Bernard Gassaway, principal of Boys & Girls High School, last night held the school’s first town hall meeting of the 2011/2012 school year.
The meeting of 20 or so administrators and community members was sparsely attended, definitely missing a strong parents showing. But it opened a dialogue on what is needed to better guide BGHS students, while also offer them a chance at a successful future.
Gassaway said, far too many of the young graduates are not prepared for life after high school. He pointed to the need for more resources, skills training, parental involvement and jobs.
“On the one hand, you have the mayor’s Young Men’s Initiative that attempts to address many of the problems out there with our young black boys. But then, on the other hand, you cut jobs,” said Gassaway. “It just doesn’t add up.”
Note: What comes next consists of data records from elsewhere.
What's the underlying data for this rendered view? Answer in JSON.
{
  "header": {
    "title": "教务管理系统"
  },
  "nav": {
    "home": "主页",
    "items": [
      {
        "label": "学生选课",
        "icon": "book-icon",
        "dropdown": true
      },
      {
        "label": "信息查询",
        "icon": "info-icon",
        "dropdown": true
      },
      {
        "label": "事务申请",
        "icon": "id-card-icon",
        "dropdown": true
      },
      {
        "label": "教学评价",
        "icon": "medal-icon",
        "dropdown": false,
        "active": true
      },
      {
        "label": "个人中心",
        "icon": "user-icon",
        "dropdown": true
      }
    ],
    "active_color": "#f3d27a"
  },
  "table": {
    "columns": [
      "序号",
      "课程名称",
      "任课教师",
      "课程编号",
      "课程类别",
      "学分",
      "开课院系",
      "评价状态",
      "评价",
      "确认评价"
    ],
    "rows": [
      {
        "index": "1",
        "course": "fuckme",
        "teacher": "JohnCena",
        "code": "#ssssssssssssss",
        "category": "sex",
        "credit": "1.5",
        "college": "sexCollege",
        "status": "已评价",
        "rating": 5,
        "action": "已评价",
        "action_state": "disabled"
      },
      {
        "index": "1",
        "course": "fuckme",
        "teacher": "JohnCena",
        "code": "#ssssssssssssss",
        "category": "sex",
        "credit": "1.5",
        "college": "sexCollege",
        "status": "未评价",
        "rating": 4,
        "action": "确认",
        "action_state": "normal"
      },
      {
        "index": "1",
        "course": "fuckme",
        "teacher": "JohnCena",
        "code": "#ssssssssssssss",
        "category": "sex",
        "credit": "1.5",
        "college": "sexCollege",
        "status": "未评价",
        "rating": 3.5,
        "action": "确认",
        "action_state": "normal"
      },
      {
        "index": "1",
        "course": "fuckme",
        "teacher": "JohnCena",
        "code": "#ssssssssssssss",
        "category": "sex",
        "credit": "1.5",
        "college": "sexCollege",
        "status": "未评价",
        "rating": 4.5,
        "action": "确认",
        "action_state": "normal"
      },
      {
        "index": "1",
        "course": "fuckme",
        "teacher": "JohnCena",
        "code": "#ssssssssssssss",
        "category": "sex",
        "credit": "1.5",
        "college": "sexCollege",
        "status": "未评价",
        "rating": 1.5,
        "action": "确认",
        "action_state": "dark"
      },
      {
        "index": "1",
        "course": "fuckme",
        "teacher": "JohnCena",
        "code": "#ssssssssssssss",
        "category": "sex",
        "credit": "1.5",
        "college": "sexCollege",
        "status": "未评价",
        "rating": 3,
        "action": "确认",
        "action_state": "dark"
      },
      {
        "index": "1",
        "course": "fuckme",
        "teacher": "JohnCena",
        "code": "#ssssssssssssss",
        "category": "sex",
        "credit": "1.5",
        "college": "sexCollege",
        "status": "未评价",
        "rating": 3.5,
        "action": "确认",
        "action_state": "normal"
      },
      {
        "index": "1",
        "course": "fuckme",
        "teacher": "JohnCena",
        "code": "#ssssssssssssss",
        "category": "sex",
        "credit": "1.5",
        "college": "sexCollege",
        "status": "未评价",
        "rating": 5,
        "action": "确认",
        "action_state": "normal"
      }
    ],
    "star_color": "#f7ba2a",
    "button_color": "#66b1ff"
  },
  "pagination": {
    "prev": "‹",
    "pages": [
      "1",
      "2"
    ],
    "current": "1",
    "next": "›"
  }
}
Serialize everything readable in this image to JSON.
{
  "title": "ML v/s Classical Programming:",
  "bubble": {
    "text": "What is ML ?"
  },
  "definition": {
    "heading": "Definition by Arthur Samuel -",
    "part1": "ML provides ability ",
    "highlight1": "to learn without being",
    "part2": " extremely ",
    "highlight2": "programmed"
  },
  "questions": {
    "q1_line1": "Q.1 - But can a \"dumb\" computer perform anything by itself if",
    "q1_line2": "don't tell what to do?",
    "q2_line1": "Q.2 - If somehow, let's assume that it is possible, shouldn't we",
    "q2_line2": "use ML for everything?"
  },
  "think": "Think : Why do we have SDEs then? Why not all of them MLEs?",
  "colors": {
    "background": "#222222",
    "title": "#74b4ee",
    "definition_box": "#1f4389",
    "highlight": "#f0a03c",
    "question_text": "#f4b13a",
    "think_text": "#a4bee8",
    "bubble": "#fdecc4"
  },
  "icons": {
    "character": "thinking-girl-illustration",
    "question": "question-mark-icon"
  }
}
Gassaway showed the small audience a short movie presentation of black history makers, and then went around the room and asked each person to consider their own timeline in history, what has happened so far during their own lifetime. Also, he asked the audience to challenge teens to begin to think in the same way, to establish the idea of them being present and relative in a historical context.
He went over the school’s mission statement and goals. He introduced the school’s new PTA president, and he gave a recent graduate of the school an opportunity to share his senior-year experience as a busy student, scholar and vice president of the student government.
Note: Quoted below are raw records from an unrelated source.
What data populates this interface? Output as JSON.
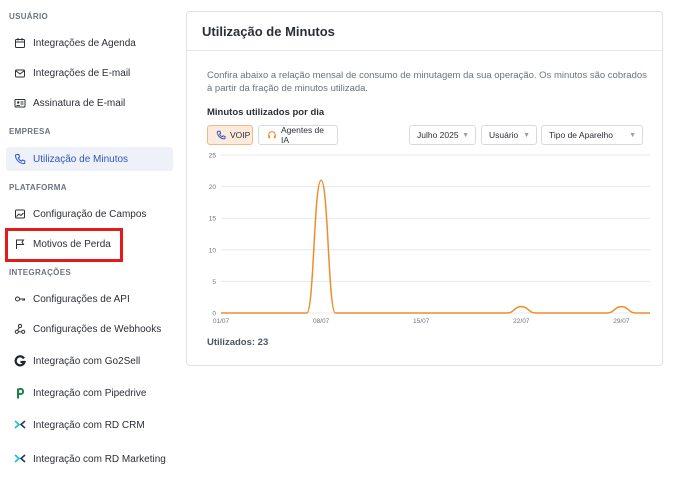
{
  "sidebar": {
    "sections": [
      {
        "title": "USUÁRIO"
      },
      {
        "title": "EMPRESA"
      },
      {
        "title": "PLATAFORMA"
      },
      {
        "title": "INTEGRAÇÕES"
      }
    ],
    "items": [
      {
        "label": "Integrações de Agenda",
        "icon": "calendar-icon"
      },
      {
        "label": "Integrações de E-mail",
        "icon": "mail-icon"
      },
      {
        "label": "Assinatura de E-mail",
        "icon": "id-card-icon"
      },
      {
        "label": "Utilização de Minutos",
        "icon": "phone-icon",
        "active": true
      },
      {
        "label": "Configuração de Campos",
        "icon": "image-frame-icon"
      },
      {
        "label": "Motivos de Perda",
        "icon": "flag-icon"
      },
      {
        "label": "Configurações de API",
        "icon": "key-icon"
      },
      {
        "label": "Configurações de Webhooks",
        "icon": "webhook-icon"
      },
      {
        "label": "Integração com Go2Sell",
        "icon": "go2sell-logo-icon"
      },
      {
        "label": "Integração com Pipedrive",
        "icon": "pipedrive-logo-icon"
      },
      {
        "label": "Integração com RD CRM",
        "icon": "rd-logo-icon"
      },
      {
        "label": "Integração com RD Marketing",
        "icon": "rd-logo-icon"
      }
    ]
  },
  "main": {
    "title": "Utilização de Minutos",
    "description": "Confira abaixo a relação mensal de consumo de minutagem da sua operação. Os minutos são cobrados à partir da fração de minutos utilizada.",
    "chart_subtitle": "Minutos utilizados por dia",
    "buttons": {
      "voip": "VOIP",
      "agents": "Agentes de IA"
    },
    "filters": {
      "month": "Julho 2025",
      "user": "Usuário",
      "device": "Tipo de Aparelho"
    },
    "used_label": "Utilizados: 23"
  },
  "colors": {
    "accent": "#2f55c5",
    "series": "#f28c28",
    "highlight": "#e21b1b"
  },
  "chart_data": {
    "type": "line",
    "x": [
      1,
      2,
      3,
      4,
      5,
      6,
      7,
      8,
      9,
      10,
      11,
      12,
      13,
      14,
      15,
      16,
      17,
      18,
      19,
      20,
      21,
      22,
      23,
      24,
      25,
      26,
      27,
      28,
      29,
      30,
      31
    ],
    "x_tick_labels": [
      "01/07",
      "08/07",
      "15/07",
      "22/07",
      "29/07"
    ],
    "x_tick_days": [
      1,
      8,
      15,
      22,
      29
    ],
    "y_ticks": [
      0,
      5,
      10,
      15,
      20,
      25
    ],
    "ylim": [
      0,
      25
    ],
    "series": [
      {
        "values": [
          0,
          0,
          0,
          0,
          0,
          0,
          0,
          21,
          0,
          0,
          0,
          0,
          0,
          0,
          0,
          0,
          0,
          0,
          0,
          0,
          0,
          1,
          0,
          0,
          0,
          0,
          0,
          0,
          1,
          0,
          0
        ]
      }
    ],
    "grid": true
  }
}
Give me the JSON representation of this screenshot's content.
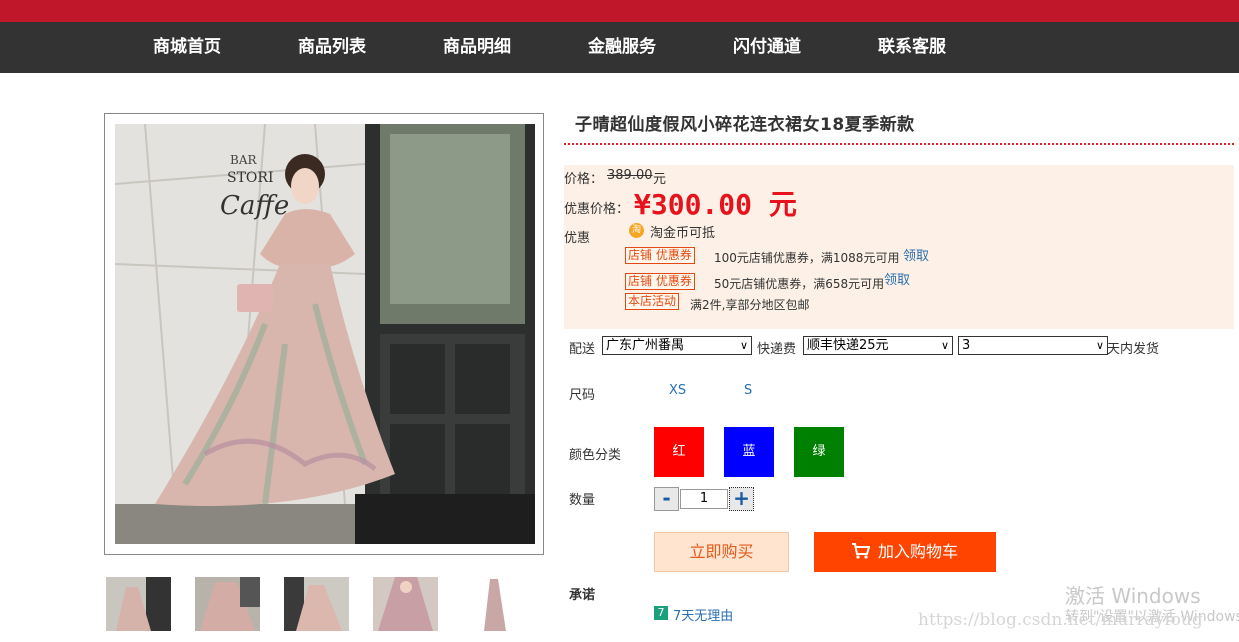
{
  "nav": {
    "items": [
      "商城首页",
      "商品列表",
      "商品明细",
      "金融服务",
      "闪付通道",
      "联系客服"
    ]
  },
  "product": {
    "title": "子晴超仙度假风小碎花连衣裙女18夏季新款",
    "price_label": "价格：",
    "original_price": "389.00",
    "price_unit": "元",
    "promo_label": "优惠价格：",
    "promo_price": "¥300.00 元",
    "discount_label": "优惠",
    "coin_icon_text": "淘",
    "coin_text": "淘金币可抵",
    "coupons": [
      {
        "tag": "店铺 优惠券",
        "text": "100元店铺优惠券，满1088元可用",
        "link": "领取"
      },
      {
        "tag": "店铺 优惠券",
        "text": "50元店铺优惠券，满658元可用",
        "link": "领取"
      }
    ],
    "activity": {
      "tag": "本店活动",
      "text": "满2件,享部分地区包邮"
    }
  },
  "shipping": {
    "label": "配送",
    "region": "广东广州番禺",
    "fee_label": "快递费",
    "fee": "顺丰快递25元",
    "days": "3",
    "days_suffix": "天内发货"
  },
  "size": {
    "label": "尺码",
    "options": [
      "XS",
      "S"
    ]
  },
  "color": {
    "label": "颜色分类",
    "options": [
      {
        "label": "红",
        "color": "#ff0000"
      },
      {
        "label": "蓝",
        "color": "#0000ff"
      },
      {
        "label": "绿",
        "color": "#008000"
      }
    ]
  },
  "quantity": {
    "label": "数量",
    "minus": "-",
    "value": "1",
    "plus": "+"
  },
  "actions": {
    "buy_now": "立即购买",
    "add_to_cart": "加入购物车"
  },
  "promise": {
    "label": "承诺",
    "badge": "7",
    "text": "7天无理由"
  },
  "watermark": {
    "activate_title": "激活 Windows",
    "activate_sub": "转到\"设置\"以激活 Windows。",
    "blog_url": "https://blog.csdn.net/murrayfoug"
  },
  "theme": {
    "topbar": "#c0182a",
    "nav_bg": "#333333",
    "price_red": "#e8121c",
    "cart_orange": "#ff4400",
    "link_blue": "#2a6fb0"
  }
}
In the town hall meeting invitation letter to the community, Gassaway touted several recent accomplishments and other changes put in place this academic school year, in an effort to turn around the school’s image and academic record, including:
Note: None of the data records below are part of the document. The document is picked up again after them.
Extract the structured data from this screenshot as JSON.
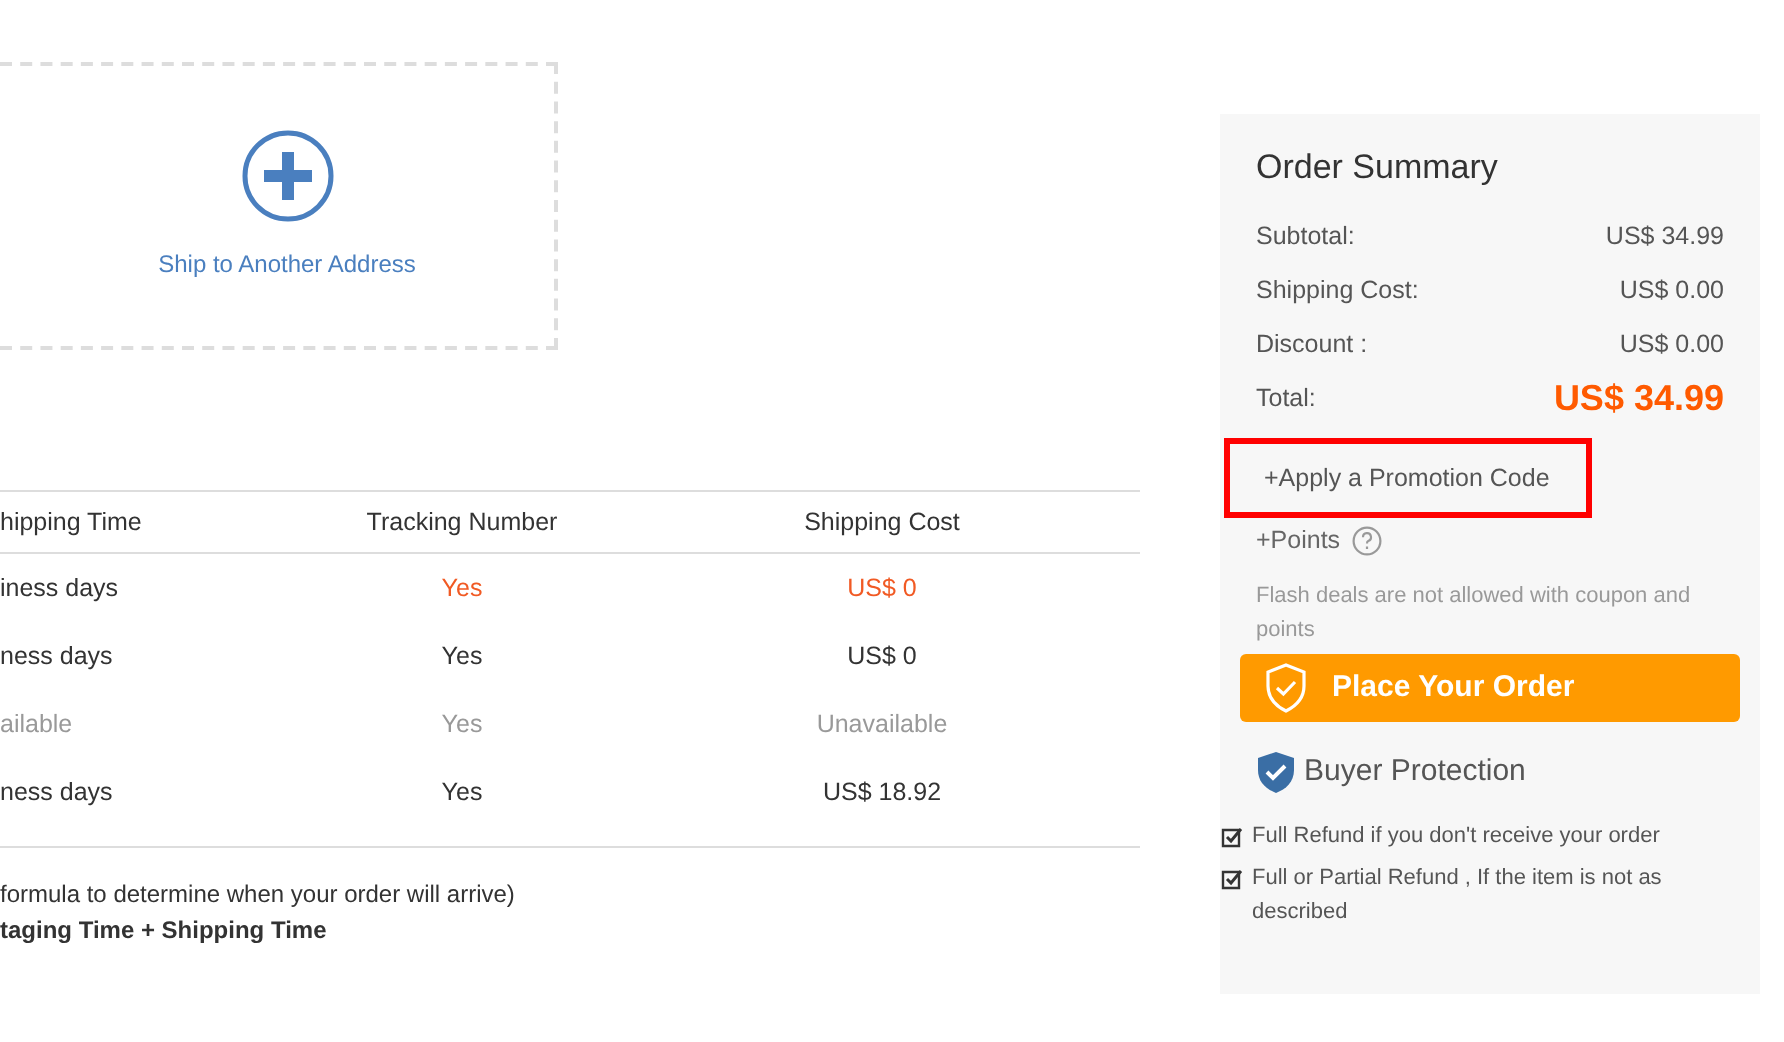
{
  "address_card": {
    "label": "Ship to Another Address"
  },
  "shipping_table": {
    "columns": [
      "hipping Time",
      "Tracking Number",
      "Shipping Cost"
    ],
    "rows": [
      {
        "cells": [
          "iness days",
          "Yes",
          "US$ 0"
        ],
        "selected": true,
        "disabled": false
      },
      {
        "cells": [
          "ness days",
          "Yes",
          "US$ 0"
        ],
        "selected": false,
        "disabled": false
      },
      {
        "cells": [
          "ailable",
          "Yes",
          "Unavailable"
        ],
        "selected": false,
        "disabled": true
      },
      {
        "cells": [
          "ness days",
          "Yes",
          "US$ 18.92"
        ],
        "selected": false,
        "disabled": false
      }
    ]
  },
  "formula_note": "formula to determine when your order will arrive)",
  "formula": "taging Time + Shipping Time",
  "order_summary": {
    "title": "Order Summary",
    "lines": [
      {
        "label": "Subtotal:",
        "value": "US$ 34.99"
      },
      {
        "label": "Shipping Cost:",
        "value": "US$ 0.00"
      },
      {
        "label": "Discount :",
        "value": "US$  0.00"
      }
    ],
    "total": {
      "label": "Total:",
      "value": "US$  34.99"
    },
    "promotion_link": {
      "label": "+Apply a Promotion Code",
      "highlighted": true
    },
    "points_link": "+Points",
    "note": "Flash deals are not allowed with coupon and points",
    "place_order_button": "Place Your Order",
    "buyer_protection": {
      "title": "Buyer Protection",
      "items": [
        {
          "text": "Full Refund if you don't receive your order",
          "checked": true
        },
        {
          "text": "Full or Partial Refund , If the item is not as described",
          "checked": true
        }
      ]
    }
  }
}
- A September graduation of more than 50 students who completed summer coursework and passed the required exams to gain their diplomas
- Legendary coach Ray Haskins has come out of retirement to support Principal Gassaway, in his effort to turnaround Boys and Girls HS. He will coordinate security and assist with the restructuring of the PE Dpt.
- The new freshman class starting Smart Scholars Program, an early college program taught by the faculty of Long Island University
- The Scholar Athletic Policy, a radical new guideline for student athletes that puts greater emphasis on scholarship, academic performance and civic responsibility
- A grant the school received to develop an Urban Farm, along with being selected to participate in a Go Green Solar Energy Initiative
- A new partnership with Bedford Stuyvesant Restoration Corporation in which BSRC will begin providing direct job training and skills development services to our students.
Interestingly, none of these points were discussed at the hour-long meeting. He chose instead to focus on building a rapport with the small group, inspiring reflection and a dialogue in general about the collective responsibility of parents, teachers and administrators to the students.
“One of the things that elementary and middle school principals must begin to do is speak the truth, when it comes to the quality or lack thereof that they see in education,” said Gassaway.
“But this is not just about principals; everybody has to be willing to jump in and say, ‘this is wrong.’ This is about building empowerment for our community so that the community can speak with one voice.
“So that’s our purpose here tonight. It’s not about any one individual.”